Accompanying Catalogue In addition to an essay by principal exhibition curator Elizabeth Goizueta, the accompanying scholarly catalogue—of approximately 150 pages with all exhibited works reproduced in color—will comprise essays by four co-curators. Three are Boston College professors: art historian Claude Cernuschi, an associate professor in BC’s Fine Arts Department; literary scholar Sarah Beckjord, assistant professor in BC’s Romance Languages and Literatures Department; and theologian Roberto Goizueta, a professor in BC’s Theology Department. An additional contributor is distinguished scholar of Latin American art, Mary Schneider Enriquez.
Each of the essays challenges accepted perceptions of artists of Latin American origin and the reception of their work. Enriquez examines Matta’s role as an artist of international influence—one of the first from Latin America to achieve a leadership role in the world’s art circles. Beckjord focuses on the critical reception of Matta's works from the 1940s within the context of historical processes and Latin American cultural exchange. Elizabeth Goizueta explores the symbiotic relationship between Matta and several Spanish and Latin American literary figures with whom he had close personal ties. Roberto Goizueta argues that Matta’s lifelong struggle to "make the invisible visible" suggests a fundamentally Ignatian, Catholic—and specifically, Latin American Catholic—impulse. Cernuschi investigates how Matta's key ambition to represent and evoke the human psyche in visual form was filtered through the writings of Freud and the psychoanalytic view of the mind as a three-dimensional space: the "inscape." [MEDIA NOTE: More details on the catalogue and contributors are available on the McMullen Museum web site: www.bc.edu/artmuseum].
The McMullen Museum is renowned for organizing interdisciplinary exhibitions that ask new questions and break new ground in the display and scholarship of the works on view. It serves as a dynamic educational resource for all of New England as well as the national and the international community. The Museum displays its notable permanent collection and mounts exhibitions of international scholarly importance from all periods and cultures of the history of art.
The Charles S. and Isabella V. McMullen Museum of Art was named in 1996 in honor of the late parents of Boston College benefactor, trustee and art collector John J. McMullen. In keeping with the University’s central teaching mission, the Museum’s exhibitions are accompanied by scholarly catalogues and related public programs.
The 2003-04 academic year marks the 10th anniversary of the formal reopening of the Museum.
McMullen Museum Hours and Tours

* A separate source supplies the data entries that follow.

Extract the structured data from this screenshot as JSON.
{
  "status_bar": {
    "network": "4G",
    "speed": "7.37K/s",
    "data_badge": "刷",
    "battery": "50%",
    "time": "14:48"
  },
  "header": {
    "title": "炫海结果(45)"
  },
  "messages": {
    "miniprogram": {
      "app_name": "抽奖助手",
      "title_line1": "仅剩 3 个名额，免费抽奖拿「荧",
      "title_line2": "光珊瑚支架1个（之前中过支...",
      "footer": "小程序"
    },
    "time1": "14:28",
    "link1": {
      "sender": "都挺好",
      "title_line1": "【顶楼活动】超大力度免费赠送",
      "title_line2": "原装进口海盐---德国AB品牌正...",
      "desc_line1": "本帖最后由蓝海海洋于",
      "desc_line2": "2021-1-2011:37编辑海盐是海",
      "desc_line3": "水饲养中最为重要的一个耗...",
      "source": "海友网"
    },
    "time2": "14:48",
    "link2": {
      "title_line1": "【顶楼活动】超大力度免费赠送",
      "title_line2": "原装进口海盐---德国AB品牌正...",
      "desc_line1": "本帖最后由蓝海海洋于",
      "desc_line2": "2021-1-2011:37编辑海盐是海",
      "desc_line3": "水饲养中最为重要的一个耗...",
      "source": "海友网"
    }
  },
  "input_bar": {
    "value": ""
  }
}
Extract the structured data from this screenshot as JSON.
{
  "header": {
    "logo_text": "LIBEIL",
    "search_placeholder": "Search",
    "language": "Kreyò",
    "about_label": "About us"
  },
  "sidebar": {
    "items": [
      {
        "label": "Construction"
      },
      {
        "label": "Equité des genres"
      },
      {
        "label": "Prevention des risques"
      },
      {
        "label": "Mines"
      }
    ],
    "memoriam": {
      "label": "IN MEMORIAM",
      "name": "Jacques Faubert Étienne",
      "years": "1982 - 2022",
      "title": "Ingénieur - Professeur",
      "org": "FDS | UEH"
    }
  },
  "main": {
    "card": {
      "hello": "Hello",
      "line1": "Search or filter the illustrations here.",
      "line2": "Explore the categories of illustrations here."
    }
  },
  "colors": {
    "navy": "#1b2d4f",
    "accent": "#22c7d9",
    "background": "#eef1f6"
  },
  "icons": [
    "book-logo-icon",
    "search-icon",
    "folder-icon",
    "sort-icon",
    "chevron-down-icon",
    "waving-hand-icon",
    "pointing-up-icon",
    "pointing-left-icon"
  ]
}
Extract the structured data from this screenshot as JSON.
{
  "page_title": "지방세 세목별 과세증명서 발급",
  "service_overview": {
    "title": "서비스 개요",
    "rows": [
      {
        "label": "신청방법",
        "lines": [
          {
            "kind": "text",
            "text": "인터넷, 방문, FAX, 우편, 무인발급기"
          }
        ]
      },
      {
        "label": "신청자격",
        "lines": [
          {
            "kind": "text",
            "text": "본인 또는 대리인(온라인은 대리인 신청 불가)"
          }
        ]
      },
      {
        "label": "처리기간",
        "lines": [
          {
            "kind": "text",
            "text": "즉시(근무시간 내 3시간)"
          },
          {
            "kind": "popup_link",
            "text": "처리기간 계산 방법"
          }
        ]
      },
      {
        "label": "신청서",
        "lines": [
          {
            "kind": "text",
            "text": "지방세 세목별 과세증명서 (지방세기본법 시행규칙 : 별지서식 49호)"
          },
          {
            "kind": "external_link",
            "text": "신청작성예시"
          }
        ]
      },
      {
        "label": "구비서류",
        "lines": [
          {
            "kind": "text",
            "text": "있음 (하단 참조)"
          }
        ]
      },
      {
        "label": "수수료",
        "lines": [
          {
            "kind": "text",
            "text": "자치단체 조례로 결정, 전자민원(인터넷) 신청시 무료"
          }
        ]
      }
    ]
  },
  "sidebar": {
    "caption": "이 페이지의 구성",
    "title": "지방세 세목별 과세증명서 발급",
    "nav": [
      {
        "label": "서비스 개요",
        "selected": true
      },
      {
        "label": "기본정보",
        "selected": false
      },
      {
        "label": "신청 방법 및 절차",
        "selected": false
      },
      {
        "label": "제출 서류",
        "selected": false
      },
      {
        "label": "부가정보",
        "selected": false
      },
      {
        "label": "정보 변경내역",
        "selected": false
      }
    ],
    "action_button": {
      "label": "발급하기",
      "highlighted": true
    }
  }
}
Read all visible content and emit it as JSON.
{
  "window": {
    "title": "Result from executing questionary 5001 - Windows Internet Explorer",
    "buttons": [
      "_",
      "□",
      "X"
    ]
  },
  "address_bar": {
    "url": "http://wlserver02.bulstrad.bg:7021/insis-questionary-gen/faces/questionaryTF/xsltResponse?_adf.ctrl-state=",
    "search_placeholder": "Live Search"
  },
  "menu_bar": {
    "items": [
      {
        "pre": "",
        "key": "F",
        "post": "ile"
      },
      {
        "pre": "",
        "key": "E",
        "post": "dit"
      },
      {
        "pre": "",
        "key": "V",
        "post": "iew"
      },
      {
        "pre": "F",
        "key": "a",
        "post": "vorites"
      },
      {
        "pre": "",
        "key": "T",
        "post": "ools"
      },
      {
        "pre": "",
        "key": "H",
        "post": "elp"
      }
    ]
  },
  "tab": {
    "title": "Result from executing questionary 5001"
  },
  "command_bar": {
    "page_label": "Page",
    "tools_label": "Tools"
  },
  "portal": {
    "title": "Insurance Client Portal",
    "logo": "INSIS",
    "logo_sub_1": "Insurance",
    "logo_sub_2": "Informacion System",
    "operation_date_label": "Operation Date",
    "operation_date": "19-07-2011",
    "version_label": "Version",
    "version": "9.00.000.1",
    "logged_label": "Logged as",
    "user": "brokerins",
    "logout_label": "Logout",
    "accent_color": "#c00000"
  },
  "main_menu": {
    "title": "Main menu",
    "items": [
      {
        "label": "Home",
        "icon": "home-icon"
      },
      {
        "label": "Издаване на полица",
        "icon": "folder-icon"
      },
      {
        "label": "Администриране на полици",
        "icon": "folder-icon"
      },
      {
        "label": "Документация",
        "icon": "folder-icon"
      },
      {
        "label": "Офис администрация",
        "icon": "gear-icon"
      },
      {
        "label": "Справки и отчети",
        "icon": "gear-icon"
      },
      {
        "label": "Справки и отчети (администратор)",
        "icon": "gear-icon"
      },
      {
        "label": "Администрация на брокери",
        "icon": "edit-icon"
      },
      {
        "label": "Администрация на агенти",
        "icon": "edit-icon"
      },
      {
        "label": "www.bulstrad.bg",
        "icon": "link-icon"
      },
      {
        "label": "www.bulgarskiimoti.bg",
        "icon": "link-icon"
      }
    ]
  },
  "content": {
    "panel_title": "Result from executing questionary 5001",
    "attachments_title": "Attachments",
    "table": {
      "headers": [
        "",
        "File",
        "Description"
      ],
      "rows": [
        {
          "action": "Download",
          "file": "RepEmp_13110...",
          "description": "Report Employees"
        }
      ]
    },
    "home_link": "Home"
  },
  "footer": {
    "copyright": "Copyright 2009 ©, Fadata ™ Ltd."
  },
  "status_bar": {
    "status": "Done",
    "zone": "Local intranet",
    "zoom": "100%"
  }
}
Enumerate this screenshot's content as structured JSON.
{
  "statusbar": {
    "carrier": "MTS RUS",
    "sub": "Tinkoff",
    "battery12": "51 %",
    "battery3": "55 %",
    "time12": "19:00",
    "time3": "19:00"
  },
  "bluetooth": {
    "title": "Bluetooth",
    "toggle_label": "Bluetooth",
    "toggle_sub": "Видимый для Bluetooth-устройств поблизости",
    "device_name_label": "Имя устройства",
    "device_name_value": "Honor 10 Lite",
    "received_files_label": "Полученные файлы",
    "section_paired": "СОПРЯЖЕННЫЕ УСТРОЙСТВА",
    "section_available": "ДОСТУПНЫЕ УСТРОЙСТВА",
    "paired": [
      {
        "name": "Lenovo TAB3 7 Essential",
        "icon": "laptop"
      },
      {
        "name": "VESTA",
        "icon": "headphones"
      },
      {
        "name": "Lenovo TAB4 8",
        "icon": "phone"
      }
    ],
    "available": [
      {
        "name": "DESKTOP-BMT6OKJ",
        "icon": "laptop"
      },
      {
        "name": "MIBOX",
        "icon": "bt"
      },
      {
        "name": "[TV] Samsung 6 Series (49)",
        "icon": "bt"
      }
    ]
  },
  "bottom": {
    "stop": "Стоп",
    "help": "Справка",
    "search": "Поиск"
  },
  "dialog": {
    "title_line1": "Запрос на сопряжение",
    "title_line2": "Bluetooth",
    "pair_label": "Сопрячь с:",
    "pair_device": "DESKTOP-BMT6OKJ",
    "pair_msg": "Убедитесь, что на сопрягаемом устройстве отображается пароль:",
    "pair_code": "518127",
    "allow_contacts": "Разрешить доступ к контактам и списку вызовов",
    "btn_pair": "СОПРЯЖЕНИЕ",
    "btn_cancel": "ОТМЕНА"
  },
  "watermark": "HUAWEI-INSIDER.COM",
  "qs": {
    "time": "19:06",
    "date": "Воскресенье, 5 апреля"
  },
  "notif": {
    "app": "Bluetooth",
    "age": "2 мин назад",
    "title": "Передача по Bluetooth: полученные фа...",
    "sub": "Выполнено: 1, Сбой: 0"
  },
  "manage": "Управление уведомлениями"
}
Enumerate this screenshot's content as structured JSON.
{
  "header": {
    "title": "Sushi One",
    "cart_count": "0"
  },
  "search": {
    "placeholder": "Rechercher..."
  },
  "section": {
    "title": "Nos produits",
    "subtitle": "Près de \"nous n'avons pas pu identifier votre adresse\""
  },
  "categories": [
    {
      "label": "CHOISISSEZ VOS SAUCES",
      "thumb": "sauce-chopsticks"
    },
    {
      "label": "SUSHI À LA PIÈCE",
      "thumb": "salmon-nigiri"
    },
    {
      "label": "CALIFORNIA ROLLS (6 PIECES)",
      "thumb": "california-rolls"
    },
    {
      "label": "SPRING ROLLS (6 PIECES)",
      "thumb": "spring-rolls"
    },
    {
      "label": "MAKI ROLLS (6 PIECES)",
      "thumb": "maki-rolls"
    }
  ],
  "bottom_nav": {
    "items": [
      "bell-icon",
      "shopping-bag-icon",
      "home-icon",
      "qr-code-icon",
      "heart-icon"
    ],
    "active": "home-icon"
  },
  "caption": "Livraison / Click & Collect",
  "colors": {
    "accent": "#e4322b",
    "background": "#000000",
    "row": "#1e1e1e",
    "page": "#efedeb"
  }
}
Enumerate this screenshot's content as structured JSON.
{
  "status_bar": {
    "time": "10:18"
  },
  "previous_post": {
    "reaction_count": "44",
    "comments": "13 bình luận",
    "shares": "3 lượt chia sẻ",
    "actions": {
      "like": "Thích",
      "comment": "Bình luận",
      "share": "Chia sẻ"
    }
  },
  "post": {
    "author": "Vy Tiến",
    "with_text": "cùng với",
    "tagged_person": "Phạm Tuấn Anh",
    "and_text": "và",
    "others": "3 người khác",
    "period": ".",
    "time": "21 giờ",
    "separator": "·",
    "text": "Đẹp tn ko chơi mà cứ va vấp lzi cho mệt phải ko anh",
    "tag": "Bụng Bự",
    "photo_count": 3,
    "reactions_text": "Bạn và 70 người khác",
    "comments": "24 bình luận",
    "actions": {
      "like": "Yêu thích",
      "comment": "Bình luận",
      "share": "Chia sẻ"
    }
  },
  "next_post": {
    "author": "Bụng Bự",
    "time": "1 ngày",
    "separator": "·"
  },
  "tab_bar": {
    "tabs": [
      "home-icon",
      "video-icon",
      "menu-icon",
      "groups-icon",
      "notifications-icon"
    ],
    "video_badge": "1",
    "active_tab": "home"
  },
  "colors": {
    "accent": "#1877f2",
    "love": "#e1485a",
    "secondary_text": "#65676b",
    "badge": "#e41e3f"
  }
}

Admission to the McMullen Museum is free; it is handicapped accessible and open to the public. The Museum is located in Devlin Hall on the Chestnut Hill campus of Boston College, at 140 Commonwealth Avenue.
From September through May, the McMullen Museum hours are as follows: Monday through Friday, 11 a.m. to 4 p.m.; and Saturday and Sunday from noon to 5 p.m. The Museum will be closed on April 9, 11 and 19, 2004.
Gallery tours of the exhibition will be given by Museum docents on Fridays at 12:30 p.m. Group tours may be arranged upon request, by calling (617) 552-8587 or via the McMullen Museum web site (see URL below).
For directions, parking and information about public programs, visit the web site at www.bc.edu/artmuseum or call (617) 552-8100.